Task instructions:
Among the lines of the records, please find those that contain the word "JSON" and copy them.
=== Exercise inputs ===
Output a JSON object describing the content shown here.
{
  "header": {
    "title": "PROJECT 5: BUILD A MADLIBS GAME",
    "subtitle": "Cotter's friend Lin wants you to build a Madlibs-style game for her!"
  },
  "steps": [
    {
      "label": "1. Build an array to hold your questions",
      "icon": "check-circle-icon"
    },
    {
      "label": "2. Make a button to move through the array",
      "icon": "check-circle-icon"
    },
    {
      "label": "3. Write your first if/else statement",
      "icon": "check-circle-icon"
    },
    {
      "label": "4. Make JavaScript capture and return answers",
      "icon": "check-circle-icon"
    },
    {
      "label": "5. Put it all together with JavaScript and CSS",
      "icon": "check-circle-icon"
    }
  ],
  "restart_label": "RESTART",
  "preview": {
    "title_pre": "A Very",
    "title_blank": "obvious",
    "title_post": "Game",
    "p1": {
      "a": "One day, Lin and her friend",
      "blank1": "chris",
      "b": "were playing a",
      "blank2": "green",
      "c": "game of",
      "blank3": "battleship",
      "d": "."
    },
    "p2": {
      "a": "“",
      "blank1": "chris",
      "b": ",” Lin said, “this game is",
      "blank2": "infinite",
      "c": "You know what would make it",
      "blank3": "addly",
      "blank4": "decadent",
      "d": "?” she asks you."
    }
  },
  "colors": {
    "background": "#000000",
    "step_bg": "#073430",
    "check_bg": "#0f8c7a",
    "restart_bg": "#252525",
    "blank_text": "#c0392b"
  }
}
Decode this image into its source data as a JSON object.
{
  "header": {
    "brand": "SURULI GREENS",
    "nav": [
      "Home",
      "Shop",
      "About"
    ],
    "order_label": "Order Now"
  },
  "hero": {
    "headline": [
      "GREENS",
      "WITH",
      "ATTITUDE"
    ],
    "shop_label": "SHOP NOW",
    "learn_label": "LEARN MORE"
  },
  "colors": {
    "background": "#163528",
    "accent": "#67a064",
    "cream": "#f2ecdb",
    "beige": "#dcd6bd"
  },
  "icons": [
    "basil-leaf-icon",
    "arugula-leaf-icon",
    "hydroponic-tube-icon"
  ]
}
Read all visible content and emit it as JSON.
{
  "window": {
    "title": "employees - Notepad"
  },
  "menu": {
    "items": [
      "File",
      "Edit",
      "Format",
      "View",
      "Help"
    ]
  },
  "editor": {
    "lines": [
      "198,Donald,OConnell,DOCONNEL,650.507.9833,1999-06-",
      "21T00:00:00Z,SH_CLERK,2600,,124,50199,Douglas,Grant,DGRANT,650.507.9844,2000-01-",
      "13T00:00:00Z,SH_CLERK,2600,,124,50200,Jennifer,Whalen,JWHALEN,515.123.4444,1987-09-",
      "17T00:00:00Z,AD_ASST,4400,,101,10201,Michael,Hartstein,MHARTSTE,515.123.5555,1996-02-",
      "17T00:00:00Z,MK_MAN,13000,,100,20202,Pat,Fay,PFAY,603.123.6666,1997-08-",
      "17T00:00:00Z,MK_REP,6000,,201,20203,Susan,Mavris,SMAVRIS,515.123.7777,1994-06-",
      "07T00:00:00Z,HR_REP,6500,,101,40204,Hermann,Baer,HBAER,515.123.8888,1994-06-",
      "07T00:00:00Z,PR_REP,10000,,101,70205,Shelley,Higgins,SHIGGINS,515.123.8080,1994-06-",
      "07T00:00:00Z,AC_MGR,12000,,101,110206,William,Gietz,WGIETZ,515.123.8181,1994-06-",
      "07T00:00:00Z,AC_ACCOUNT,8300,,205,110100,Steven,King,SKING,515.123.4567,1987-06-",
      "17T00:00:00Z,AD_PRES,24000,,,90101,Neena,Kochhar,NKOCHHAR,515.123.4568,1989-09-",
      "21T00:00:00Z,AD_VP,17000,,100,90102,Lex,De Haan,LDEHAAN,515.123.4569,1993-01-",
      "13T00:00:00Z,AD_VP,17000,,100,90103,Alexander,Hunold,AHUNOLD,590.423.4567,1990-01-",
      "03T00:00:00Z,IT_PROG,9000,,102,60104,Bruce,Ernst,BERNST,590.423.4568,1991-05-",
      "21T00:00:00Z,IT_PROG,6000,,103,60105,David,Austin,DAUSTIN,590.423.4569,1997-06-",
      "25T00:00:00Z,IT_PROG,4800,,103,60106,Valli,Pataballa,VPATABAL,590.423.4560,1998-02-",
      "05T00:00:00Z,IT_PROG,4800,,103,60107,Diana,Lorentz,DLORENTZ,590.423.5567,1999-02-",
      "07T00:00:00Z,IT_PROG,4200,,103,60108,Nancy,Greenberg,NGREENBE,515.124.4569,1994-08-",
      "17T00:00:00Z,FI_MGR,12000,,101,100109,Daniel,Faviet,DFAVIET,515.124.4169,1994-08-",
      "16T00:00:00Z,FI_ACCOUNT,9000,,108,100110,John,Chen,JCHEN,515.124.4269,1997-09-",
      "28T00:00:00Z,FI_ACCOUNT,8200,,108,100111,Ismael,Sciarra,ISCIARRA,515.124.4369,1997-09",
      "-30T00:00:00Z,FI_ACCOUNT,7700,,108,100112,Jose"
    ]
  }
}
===
Result for this exercise:
Output a JSON object describing the content shown here.
Decode this image into its source data as a JSON object.
Read all visible content and emit it as JSON.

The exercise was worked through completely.